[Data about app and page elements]
= Beginning of Section =
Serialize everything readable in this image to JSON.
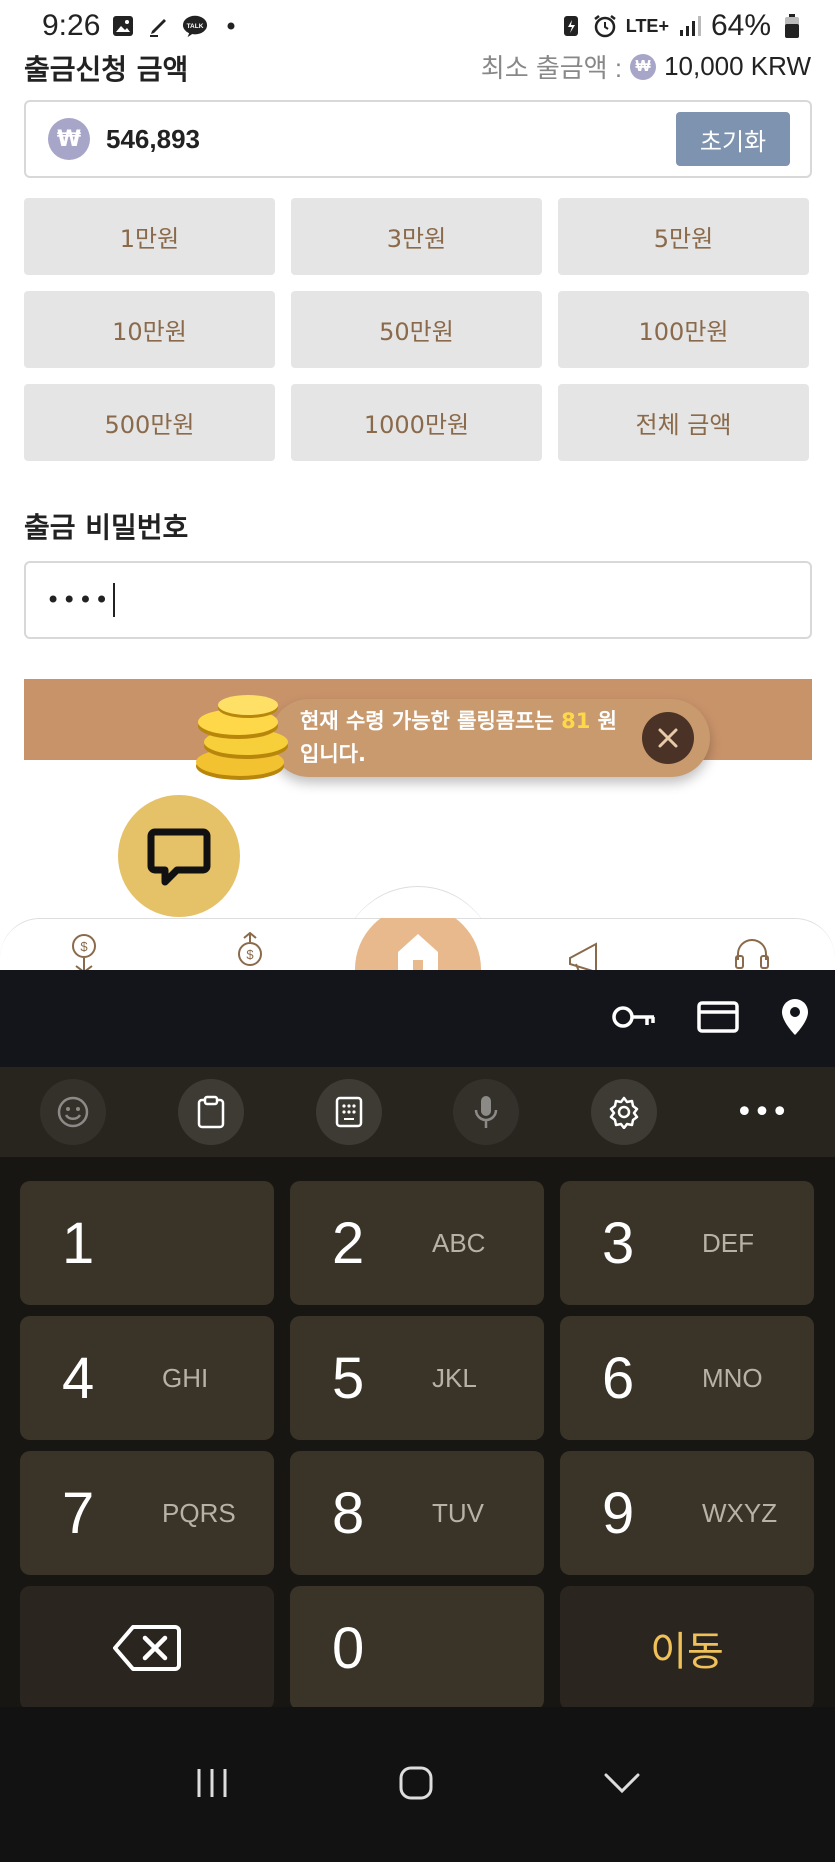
{
  "status_bar": {
    "time": "9:26",
    "network": "LTE+",
    "battery": "64%"
  },
  "withdraw_amount": {
    "title": "출금신청 금액",
    "min_label": "최소 출금액 :",
    "min_currency_symbol": "₩",
    "min_value": "10,000 KRW",
    "currency_symbol": "₩",
    "amount_value": "546,893",
    "reset_label": "초기화"
  },
  "quick_amounts": [
    "1만원",
    "3만원",
    "5만원",
    "10만원",
    "50만원",
    "100만원",
    "500만원",
    "1000만원",
    "전체 금액"
  ],
  "password": {
    "title": "출금 비밀번호",
    "value": "••••"
  },
  "toast": {
    "text_before": "현재 수령 가능한 롤링콤프는",
    "amount": "81",
    "text_after": "원 입니다."
  },
  "keyboard": {
    "keys": [
      {
        "num": "1",
        "sub": ""
      },
      {
        "num": "2",
        "sub": "ABC"
      },
      {
        "num": "3",
        "sub": "DEF"
      },
      {
        "num": "4",
        "sub": "GHI"
      },
      {
        "num": "5",
        "sub": "JKL"
      },
      {
        "num": "6",
        "sub": "MNO"
      },
      {
        "num": "7",
        "sub": "PQRS"
      },
      {
        "num": "8",
        "sub": "TUV"
      },
      {
        "num": "9",
        "sub": "WXYZ"
      },
      {
        "num": "0",
        "sub": ""
      }
    ],
    "go_label": "이동",
    "more_label": "•••"
  },
  "colors": {
    "accent_brown": "#8a6a4a",
    "reset_button": "#7d93b0",
    "banner": "#c9936a",
    "highlight": "#ffd84a",
    "chat_fab": "#e5c168",
    "go_key": "#f0c15a"
  }
}
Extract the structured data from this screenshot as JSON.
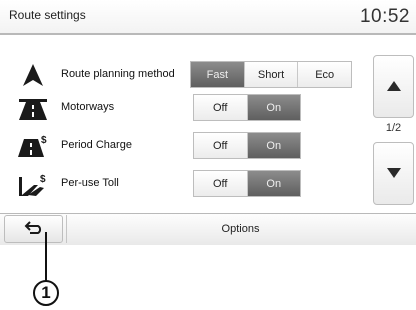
{
  "header": {
    "title": "Route settings",
    "clock": "10:52"
  },
  "settings": [
    {
      "label": "Route planning method",
      "icon": "navigation-arrow-icon",
      "options": [
        "Fast",
        "Short",
        "Eco"
      ],
      "selected": 0
    },
    {
      "label": "Motorways",
      "icon": "motorway-icon",
      "options": [
        "Off",
        "On"
      ],
      "selected": 1
    },
    {
      "label": "Period Charge",
      "icon": "period-charge-icon",
      "options": [
        "Off",
        "On"
      ],
      "selected": 1
    },
    {
      "label": "Per-use Toll",
      "icon": "toll-road-icon",
      "options": [
        "Off",
        "On"
      ],
      "selected": 1
    }
  ],
  "pagination": {
    "indicator": "1/2",
    "up_icon": "arrow-up-icon",
    "down_icon": "arrow-down-icon"
  },
  "bottom_bar": {
    "back_icon": "back-arrow-icon",
    "options_label": "Options"
  },
  "callout": {
    "number": "1"
  },
  "colors": {
    "selected_bg": "#6f6f6f",
    "button_bg": "#f2f2f2",
    "border": "#bdbdbd"
  }
}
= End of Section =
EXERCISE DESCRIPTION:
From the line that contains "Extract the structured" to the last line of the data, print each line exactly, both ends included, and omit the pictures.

TASK SOLUTION:
Extract the structured data from this screenshot as JSON.
{
  "header": {
    "title": "Route settings",
    "clock": "10:52"
  },
  "settings": [
    {
      "label": "Route planning method",
      "icon": "navigation-arrow-icon",
      "options": [
        "Fast",
        "Short",
        "Eco"
      ],
      "selected": 0
    },
    {
      "label": "Motorways",
      "icon": "motorway-icon",
      "options": [
        "Off",
        "On"
      ],
      "selected": 1
    },
    {
      "label": "Period Charge",
      "icon": "period-charge-icon",
      "options": [
        "Off",
        "On"
      ],
      "selected": 1
    },
    {
      "label": "Per-use Toll",
      "icon": "toll-road-icon",
      "options": [
        "Off",
        "On"
      ],
      "selected": 1
    }
  ],
  "pagination": {
    "indicator": "1/2",
    "up_icon": "arrow-up-icon",
    "down_icon": "arrow-down-icon"
  },
  "bottom_bar": {
    "back_icon": "back-arrow-icon",
    "options_label": "Options"
  },
  "callout": {
    "number": "1"
  },
  "colors": {
    "selected_bg": "#6f6f6f",
    "button_bg": "#f2f2f2",
    "border": "#bdbdbd"
  }
}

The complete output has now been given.